Spooky season is starting! It’s October and as the leaves change and the costumes come out, we have to check out some of the ways math has helped make some of the biggest holidays and events in the month of October. Spark Math by Spark Education continues our series, “This Month in Math History October”. From how Halloween makes an impact on the economy, to the biggest Dam built in the 20th century, math has been used to create amazing treats and solve sinister plots all in the month of October!
Halloween is about Candy, Costumes and Calc-ghoul-ations!

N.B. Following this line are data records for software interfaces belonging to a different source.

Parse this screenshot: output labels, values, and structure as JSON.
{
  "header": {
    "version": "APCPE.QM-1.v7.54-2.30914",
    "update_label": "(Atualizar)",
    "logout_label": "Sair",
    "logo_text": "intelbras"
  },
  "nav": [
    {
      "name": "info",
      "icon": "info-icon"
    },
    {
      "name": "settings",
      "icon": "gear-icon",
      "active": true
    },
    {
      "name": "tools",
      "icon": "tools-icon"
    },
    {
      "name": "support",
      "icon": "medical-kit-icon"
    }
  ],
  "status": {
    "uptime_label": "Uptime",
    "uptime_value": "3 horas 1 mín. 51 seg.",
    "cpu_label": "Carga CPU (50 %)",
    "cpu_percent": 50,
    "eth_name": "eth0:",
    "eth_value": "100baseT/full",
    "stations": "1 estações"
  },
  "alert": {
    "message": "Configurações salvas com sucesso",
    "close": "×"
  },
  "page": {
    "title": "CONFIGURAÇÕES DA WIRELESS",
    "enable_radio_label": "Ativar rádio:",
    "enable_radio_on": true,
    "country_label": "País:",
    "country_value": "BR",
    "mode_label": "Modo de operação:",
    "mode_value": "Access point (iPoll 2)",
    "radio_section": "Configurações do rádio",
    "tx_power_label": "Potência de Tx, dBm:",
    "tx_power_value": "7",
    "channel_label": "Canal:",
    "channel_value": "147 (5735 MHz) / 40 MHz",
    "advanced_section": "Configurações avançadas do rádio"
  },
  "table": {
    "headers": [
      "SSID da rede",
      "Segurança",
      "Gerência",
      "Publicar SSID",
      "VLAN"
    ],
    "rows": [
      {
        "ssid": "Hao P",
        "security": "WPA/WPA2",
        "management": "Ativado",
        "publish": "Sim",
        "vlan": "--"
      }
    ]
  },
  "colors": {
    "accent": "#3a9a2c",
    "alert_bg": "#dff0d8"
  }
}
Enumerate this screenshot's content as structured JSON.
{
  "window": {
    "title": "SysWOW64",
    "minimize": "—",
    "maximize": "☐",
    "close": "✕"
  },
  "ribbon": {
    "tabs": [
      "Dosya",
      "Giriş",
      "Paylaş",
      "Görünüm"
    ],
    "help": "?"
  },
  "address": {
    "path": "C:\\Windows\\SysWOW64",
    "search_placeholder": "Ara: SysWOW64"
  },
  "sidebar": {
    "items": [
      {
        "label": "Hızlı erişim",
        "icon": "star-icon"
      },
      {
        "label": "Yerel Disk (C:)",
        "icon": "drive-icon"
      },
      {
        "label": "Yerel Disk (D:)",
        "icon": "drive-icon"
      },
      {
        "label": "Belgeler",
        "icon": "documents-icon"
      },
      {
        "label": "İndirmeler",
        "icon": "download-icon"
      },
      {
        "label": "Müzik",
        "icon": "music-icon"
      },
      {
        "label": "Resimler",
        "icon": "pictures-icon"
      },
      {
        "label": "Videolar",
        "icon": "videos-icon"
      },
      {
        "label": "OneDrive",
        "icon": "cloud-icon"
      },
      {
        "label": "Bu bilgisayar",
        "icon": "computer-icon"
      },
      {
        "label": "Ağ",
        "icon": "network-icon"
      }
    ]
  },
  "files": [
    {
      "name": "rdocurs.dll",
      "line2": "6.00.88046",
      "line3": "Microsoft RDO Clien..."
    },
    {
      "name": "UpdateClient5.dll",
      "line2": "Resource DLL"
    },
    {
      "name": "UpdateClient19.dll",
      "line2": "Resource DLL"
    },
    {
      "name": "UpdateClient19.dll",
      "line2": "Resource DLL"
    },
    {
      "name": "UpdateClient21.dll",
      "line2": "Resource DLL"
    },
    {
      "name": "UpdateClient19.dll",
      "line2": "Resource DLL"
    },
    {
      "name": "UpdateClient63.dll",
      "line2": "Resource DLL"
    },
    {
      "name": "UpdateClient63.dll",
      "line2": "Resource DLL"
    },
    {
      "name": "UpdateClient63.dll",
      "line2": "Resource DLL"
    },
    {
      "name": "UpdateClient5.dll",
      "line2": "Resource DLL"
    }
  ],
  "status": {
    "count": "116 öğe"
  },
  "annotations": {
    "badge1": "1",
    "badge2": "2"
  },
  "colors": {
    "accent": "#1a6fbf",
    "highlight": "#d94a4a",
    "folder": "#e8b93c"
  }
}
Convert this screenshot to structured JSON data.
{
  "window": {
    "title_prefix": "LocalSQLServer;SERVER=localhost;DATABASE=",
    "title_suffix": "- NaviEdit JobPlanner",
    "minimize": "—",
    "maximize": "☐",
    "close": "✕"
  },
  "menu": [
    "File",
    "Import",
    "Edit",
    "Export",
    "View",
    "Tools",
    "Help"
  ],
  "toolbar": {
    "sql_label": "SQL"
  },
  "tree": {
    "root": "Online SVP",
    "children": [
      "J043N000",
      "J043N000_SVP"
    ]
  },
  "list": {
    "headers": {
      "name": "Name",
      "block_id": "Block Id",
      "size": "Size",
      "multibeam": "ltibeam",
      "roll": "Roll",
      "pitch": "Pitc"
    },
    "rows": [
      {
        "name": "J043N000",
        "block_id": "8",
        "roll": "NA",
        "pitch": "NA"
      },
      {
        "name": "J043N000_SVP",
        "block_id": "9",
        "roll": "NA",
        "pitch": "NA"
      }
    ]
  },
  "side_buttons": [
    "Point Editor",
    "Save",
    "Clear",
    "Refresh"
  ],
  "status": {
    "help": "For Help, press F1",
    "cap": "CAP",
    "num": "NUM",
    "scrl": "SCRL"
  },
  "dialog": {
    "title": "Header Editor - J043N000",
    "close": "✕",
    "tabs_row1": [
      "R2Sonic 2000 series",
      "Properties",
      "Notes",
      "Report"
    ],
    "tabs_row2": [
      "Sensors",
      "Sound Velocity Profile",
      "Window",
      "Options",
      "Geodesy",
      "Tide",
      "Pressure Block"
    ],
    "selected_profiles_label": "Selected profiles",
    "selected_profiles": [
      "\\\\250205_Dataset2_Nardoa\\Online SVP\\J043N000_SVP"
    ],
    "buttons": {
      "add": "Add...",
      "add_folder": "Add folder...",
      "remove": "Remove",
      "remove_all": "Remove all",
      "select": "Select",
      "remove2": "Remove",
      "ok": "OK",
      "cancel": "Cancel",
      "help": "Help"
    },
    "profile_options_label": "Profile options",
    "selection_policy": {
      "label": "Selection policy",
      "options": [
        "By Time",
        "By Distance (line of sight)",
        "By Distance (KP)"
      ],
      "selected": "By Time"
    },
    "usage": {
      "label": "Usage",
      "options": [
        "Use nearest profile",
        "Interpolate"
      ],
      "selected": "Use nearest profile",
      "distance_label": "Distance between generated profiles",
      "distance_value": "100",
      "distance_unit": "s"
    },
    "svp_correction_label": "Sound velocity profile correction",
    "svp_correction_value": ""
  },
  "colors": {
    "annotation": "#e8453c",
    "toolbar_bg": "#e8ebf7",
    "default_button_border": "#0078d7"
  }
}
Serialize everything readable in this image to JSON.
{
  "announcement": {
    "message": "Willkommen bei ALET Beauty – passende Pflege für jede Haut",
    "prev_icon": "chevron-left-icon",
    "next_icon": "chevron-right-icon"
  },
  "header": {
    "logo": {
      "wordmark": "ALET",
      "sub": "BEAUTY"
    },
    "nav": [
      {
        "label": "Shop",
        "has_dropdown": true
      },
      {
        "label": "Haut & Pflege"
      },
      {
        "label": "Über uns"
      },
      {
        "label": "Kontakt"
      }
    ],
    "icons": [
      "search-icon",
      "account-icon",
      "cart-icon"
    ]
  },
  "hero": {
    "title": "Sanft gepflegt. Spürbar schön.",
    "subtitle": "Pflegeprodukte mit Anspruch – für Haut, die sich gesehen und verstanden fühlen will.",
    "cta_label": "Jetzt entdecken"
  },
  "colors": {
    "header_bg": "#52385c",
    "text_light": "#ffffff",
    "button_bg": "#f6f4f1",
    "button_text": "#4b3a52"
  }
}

Every Trick-or-Treat-loving kid becomes a math genius every October 31st, whether they realize it or not. From figuring out how fast they can go from house to house, to which houses give the most treats or coveted full-sized candy bars, and most importantly, how much candy can fit in their bag before it breaks, this is proof that candy makes math a lot more fun! With the right game plan and hard work kids can spend the night adding up all their favorite treats.
Halloween’s impact on numbers goes a lot further than just the neighborhood. People have been getting dressed up and getting treats in the United States for almost 100 years. Halloween only saw a dip in popularity when World War II put rations on sugar and other products. Once the war was over and the economy recovered in the early 1950’s Halloween became a monster-sized tradition for kids and parents that continues today!
Halloween Spooky Stats (no tricks all treats)
Huge traditions come with some giant numbers attached. People spend over 2 and a half billion dollars on over 500 million pounds of candy every year to give away (and accidentally snack on) throughout the trick-or-treating season. More chocolate is bought the week before halloween than both Valentine’s Day or Easter. But during Halloween season it isn’t just the candy companies profiting, Americans spend over 3 billion dollars on costumes and over 600 million dollars on pumpkins to carve or display.
As you and your family enjoy Halloween this year, and find ways to incorporate all that important seasonal math. Count pumpkins in your neighborhood, and most importantly, keep track of how much candy you get, and estimate how long it will lasts (don’t forget to figure in the pieces parents sneak after bedtime)!
October 1936: Hoover Dam Starts Producing Electricity
The Hoover Dam is one of the largest constructions built in the 20th century. It helps bring water and power across the west coast of the United States. Check out these amazing facts about the Hoover Dam
Hoover Dam by the numbers!
- The Hoover Dam is 726 feet high and 1,244 feet long.
- Over 21,000 people worked on building the Dam starting in 1931.
- The town of Boulder City, Nevada was built to house the workers building the Hoover Dam.
- The building of the dam formed Lake Mead, the country’s largest reservoir, able to hold up to 325,000 gallons of water.
- It currently produces around 4 billion kilowatt-hours (kWh) of hydroelectric power every year, to help power Nevada, Arizona and California.
October 17, 1931: Math Helps Send a Famous Gangster to Prison
Al Capone was one of the meanest and most corrupt criminals of the 20th century. While he was never found guilty for his more serious crimes, there was one crime fighting force that couldn’t be stopped. The accountants and mathematicians that make up the IRS! While hard-nosed police officers like Elliot Ness tried to take down mobsters on the streets, the Federal Government was building a case against Al Capone on the grounds that he had never filed his taxes.
While Capone boasted that people can’t legally tax illegal money, he was wrong. The Revenue Act of 1913, which also became law in October, introduced federal income tax to the United States. According to the law, money you receive as income, no matter if it was by legally or illegal means, must be reported to the IRS.
By following the numbers and unearthing Capone’s true income using accounting, math, and some serious sleuthing, lawyers were able to make a solid court case against him. After being found guilty of tax evasion, he was sentenced to 11 years in prison, and would serve them at one of the most notorious prisons in the U.S. and maybe in the world, the island prison of Alcatraz in Northern California.
Learn more ways math helps change the world with Spark Math
This October, there are tons of ways to see how math affects the world. If you’re looking for more fun and exciting math facts check out the “This Month in Math” for September and find out more fun math facts at our Spark Blog.
Looking to check out Spark Education for yourself? Spark Math Classes are currently available. Spark Math is an education program perfect for helping kids use the skills they learned all year in fun and engaging ways. Available for students from Pre-K to 6th grade, Spark Math’s online program features online classes, gamified lessons, and a real experienced teacher. Try it for yourself by signing up to try a free demo class today!